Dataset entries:
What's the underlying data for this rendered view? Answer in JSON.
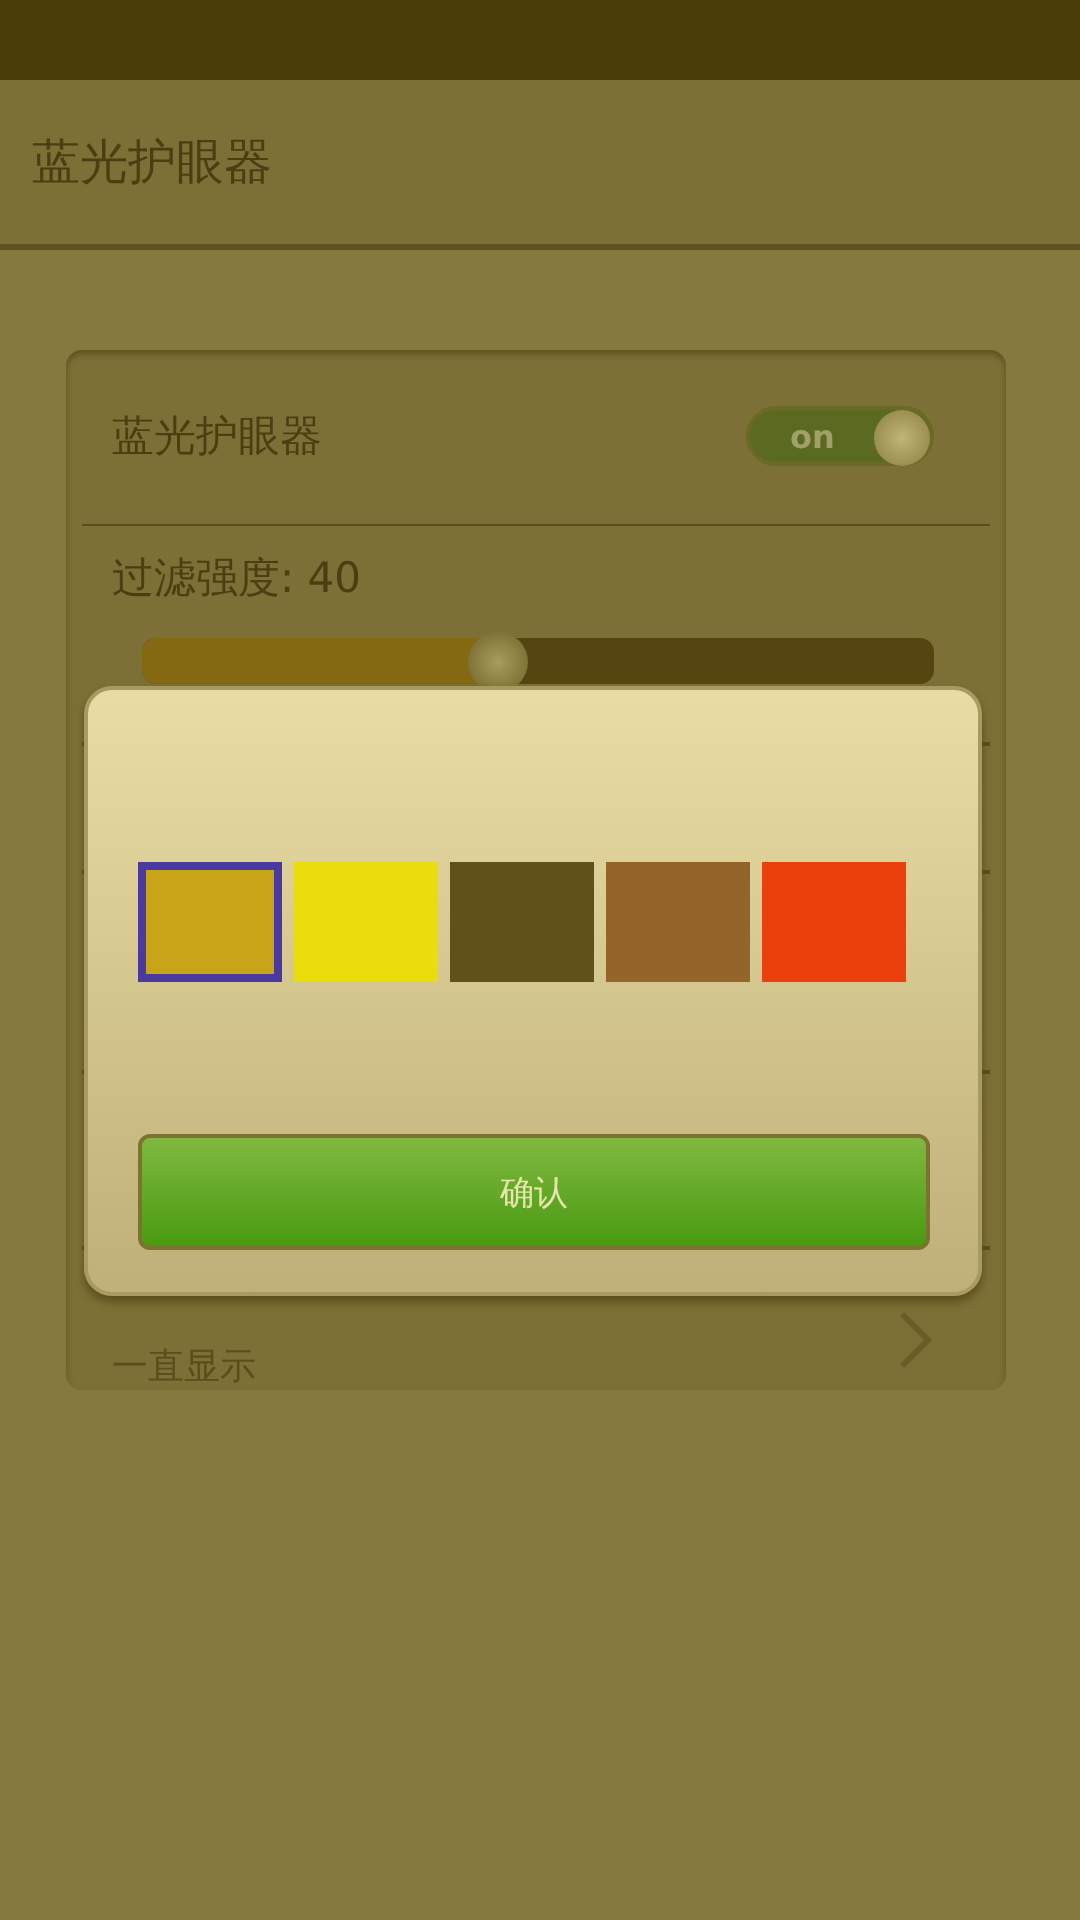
{
  "header": {
    "title": "蓝光护眼器"
  },
  "toggle_row": {
    "label": "蓝光护眼器",
    "on": true,
    "toggle_text": "on"
  },
  "filter": {
    "label": "过滤强度: 40",
    "level": 0.45
  },
  "notice_row": {
    "subtitle": "一直显示"
  },
  "dialog": {
    "swatches": [
      {
        "color": "#c9a418",
        "selected": true
      },
      {
        "color": "#ebdd0c",
        "selected": false
      },
      {
        "color": "#5f5119",
        "selected": false
      },
      {
        "color": "#93652a",
        "selected": false
      },
      {
        "color": "#ec400c",
        "selected": false
      }
    ],
    "confirm": "确认"
  }
}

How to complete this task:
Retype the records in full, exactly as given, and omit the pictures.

Task result:
What's the underlying data for this rendered view? Answer in JSON.
{
  "header": {
    "title": "蓝光护眼器"
  },
  "toggle_row": {
    "label": "蓝光护眼器",
    "on": true,
    "toggle_text": "on"
  },
  "filter": {
    "label": "过滤强度: 40",
    "level": 0.45
  },
  "notice_row": {
    "subtitle": "一直显示"
  },
  "dialog": {
    "swatches": [
      {
        "color": "#c9a418",
        "selected": true
      },
      {
        "color": "#ebdd0c",
        "selected": false
      },
      {
        "color": "#5f5119",
        "selected": false
      },
      {
        "color": "#93652a",
        "selected": false
      },
      {
        "color": "#ec400c",
        "selected": false
      }
    ],
    "confirm": "确认"
  }
}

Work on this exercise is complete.